Off to deliver our message to the universe.
Pacific Ocean

Choosing the former as my bottle’s origins, I wrote down my wishes on a piece of paper, put the paper in the bottle and screwed the cap tightly back on. On our way back to Roi Namur, the island where we came from, with the boat running at an even speed, and Tom Petty belting out "Into the great wide open”, I threw the bottle into the Pacific Ocean. The waves eagerly lapped at the bottle, wanting to know the wishes contained inside. 

My best friend lounging by Obella, Marshall Islands.

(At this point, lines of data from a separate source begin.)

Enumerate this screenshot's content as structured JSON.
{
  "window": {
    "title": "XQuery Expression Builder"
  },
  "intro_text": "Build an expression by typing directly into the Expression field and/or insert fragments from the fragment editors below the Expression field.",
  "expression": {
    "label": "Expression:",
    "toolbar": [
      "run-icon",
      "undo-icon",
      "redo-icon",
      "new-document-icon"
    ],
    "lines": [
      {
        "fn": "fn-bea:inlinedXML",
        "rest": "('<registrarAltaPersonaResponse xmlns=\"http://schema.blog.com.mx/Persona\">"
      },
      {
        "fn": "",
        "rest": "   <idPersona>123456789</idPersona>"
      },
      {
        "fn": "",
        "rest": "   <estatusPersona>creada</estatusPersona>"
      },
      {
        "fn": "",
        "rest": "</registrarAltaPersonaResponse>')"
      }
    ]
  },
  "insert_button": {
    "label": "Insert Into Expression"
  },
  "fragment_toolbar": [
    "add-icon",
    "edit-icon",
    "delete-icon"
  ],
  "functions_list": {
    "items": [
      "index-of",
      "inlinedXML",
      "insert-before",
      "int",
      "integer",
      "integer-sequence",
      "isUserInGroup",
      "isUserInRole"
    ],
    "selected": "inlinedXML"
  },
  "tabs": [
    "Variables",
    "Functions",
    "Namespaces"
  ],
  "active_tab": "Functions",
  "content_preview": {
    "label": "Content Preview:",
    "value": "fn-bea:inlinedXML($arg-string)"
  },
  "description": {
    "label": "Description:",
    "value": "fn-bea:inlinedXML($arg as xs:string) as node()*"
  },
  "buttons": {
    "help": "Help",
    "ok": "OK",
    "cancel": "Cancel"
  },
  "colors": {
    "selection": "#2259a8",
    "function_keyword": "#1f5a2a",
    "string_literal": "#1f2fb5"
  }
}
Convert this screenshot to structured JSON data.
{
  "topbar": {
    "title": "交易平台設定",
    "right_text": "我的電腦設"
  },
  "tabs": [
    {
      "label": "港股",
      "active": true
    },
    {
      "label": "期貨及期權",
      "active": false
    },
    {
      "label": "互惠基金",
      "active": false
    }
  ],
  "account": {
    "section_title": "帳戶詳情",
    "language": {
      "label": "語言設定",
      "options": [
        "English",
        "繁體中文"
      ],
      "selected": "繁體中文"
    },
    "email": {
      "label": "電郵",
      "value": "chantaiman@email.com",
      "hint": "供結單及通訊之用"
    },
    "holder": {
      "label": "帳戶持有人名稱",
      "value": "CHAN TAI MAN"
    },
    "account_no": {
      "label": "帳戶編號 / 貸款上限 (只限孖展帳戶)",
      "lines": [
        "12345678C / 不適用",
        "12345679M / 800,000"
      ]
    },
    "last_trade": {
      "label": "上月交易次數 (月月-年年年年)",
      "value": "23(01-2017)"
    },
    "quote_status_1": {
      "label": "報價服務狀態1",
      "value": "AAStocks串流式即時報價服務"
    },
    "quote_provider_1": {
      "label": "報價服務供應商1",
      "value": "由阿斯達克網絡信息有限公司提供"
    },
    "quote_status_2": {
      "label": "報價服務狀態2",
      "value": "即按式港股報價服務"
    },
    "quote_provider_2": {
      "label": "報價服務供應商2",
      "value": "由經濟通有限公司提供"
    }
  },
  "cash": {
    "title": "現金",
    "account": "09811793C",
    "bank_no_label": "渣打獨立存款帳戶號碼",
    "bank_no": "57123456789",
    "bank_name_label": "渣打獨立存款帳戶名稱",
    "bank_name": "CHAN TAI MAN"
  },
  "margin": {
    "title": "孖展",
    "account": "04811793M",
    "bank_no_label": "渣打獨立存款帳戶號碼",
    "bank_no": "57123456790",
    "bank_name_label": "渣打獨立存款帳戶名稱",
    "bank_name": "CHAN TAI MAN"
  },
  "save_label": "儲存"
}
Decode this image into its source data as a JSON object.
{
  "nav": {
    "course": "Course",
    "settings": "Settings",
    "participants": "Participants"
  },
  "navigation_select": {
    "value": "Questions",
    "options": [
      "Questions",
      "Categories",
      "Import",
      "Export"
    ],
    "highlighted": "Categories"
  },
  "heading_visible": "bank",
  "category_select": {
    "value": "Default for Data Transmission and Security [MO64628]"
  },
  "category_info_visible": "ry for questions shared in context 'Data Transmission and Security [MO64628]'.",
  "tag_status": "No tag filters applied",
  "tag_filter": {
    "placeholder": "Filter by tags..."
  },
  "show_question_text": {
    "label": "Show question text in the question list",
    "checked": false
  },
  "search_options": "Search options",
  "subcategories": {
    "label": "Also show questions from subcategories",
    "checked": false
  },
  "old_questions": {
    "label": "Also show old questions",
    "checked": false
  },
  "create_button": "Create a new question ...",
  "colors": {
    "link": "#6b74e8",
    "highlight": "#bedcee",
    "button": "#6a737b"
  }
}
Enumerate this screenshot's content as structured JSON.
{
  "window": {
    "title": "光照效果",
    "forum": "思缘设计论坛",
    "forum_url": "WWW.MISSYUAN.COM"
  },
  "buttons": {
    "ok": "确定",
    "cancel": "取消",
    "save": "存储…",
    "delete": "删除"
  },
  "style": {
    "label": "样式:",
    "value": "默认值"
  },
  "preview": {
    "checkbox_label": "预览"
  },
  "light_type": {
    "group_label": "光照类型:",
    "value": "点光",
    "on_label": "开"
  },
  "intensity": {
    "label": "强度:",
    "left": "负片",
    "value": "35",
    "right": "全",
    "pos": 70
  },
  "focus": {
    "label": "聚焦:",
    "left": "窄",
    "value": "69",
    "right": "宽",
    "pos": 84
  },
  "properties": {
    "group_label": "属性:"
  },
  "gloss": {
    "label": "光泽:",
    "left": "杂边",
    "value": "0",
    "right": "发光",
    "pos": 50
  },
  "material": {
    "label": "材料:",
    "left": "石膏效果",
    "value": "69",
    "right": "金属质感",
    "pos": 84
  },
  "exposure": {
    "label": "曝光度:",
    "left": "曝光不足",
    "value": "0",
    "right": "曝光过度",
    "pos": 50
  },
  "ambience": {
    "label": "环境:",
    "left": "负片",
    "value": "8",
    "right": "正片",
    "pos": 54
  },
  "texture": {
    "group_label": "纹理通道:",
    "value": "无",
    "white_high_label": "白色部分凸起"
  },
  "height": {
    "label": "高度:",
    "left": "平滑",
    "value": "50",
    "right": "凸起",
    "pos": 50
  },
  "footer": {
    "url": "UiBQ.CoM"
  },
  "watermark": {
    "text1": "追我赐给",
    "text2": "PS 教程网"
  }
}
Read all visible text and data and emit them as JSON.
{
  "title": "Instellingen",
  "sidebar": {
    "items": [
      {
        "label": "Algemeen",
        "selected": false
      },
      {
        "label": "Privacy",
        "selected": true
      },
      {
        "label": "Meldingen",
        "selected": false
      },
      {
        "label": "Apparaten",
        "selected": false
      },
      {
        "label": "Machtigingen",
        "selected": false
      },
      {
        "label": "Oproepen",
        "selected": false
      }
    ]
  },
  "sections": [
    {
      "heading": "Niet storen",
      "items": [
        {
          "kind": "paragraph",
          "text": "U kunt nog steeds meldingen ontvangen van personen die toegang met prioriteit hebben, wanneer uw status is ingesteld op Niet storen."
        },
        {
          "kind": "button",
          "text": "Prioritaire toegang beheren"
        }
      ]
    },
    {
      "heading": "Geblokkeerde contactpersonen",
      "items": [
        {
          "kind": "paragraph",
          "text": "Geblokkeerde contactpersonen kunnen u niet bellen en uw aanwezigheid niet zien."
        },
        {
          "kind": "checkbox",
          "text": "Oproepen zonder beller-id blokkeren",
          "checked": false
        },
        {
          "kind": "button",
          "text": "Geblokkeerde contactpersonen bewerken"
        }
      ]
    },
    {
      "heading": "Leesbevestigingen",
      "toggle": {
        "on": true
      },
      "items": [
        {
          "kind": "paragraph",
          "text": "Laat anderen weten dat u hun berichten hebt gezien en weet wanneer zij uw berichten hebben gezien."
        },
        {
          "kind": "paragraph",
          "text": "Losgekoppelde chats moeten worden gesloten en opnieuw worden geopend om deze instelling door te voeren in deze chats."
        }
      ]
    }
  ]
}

I wished that I would spend the rest of my life with my best friend who was driving the boat then. I prayed that we would have many adventures, travelling together. Just a few months later, after travelling to six provinces in twelve days, he proposed to me on top of Calvary hill in Leyte, Philippines with the statue of the Sacred Heart looming over us, standing witness to our whispered promises.

Photo by Bern Mejias

Since then, every time I travelled, I would look for an empty bottle on the shore, waiting to deliver another message.   A few years back I found a clear bottle with a rubber cap  hidden between rocks at a beach in Sabtang, Batanes in the Philippines. This time it had Chinese inscriptions on the cap. Batanes lies where the Pacific Ocean and the South China Sea merge. I imagined the bottle came from Taiwan, Honk Kong, or China. When I opened the bottle, the sharp scent of gin escaped from the rim.

Roi Namur, Marshall Islands with my best friend. (photo by Kerry Young)

 As usual I wrote down my wishes on a paper, sealed it into the bottle, and then threw the bottle back to the sea. Later, a little commotion ensued by the shore. There was excited chatter from my caravan, crowding over something they found brought in by the tide. Some of them took pictures, excited by the fact that they found a “real” message in a bottle, perhaps cast by someone stranded on an island somewhere. Before they could open it, I ran and swiped my precious bottle away, ruining their fantasies altogether.

We are always surrounded by bottles.

I zealously held on to the bottle as our boat crossed the treacherous South China Sea. We spent a good twenty minutes by the shore as our boat battled against the waves, refusing to let us go.  We haven’t even left yet, but half of our group was already suffering sea sickness. We were finally released but not before a huge wave crashed over our boat, rocking it like a plastic toy and causing some of the passengers to scream and beg our boatmen to head back, but they ignored our pleas. It was an intolerable thirty-five minute ride as I braved the screaming wind blowing through my drenched clothes and the splashing seawater burning my eyes. Holding down the fear that threatened to surge from my throat, I looked out, never taking my eyes off the lighthouse from afar, a sign that land was close, then I realized I was still clutching dearly to my bottle as if it were a life saver. I threw the bottle into the dark waters, praying under my breath that I might live to see my granted wishes.

I believe there is no limit to the number of wishes you can make
In your lifetime. The universe is generous.

I have yet to see the bottle again. Often I search for it in the landscape of my dreams, around the edges of my adventures and on every crevice of the lands I explore, never once losing faith that my message will soon be delivered.

If you find one of my bottles washed up on your shore, will you email me at

The universe answered our prayers at the San Agustin Church, Malate Manila.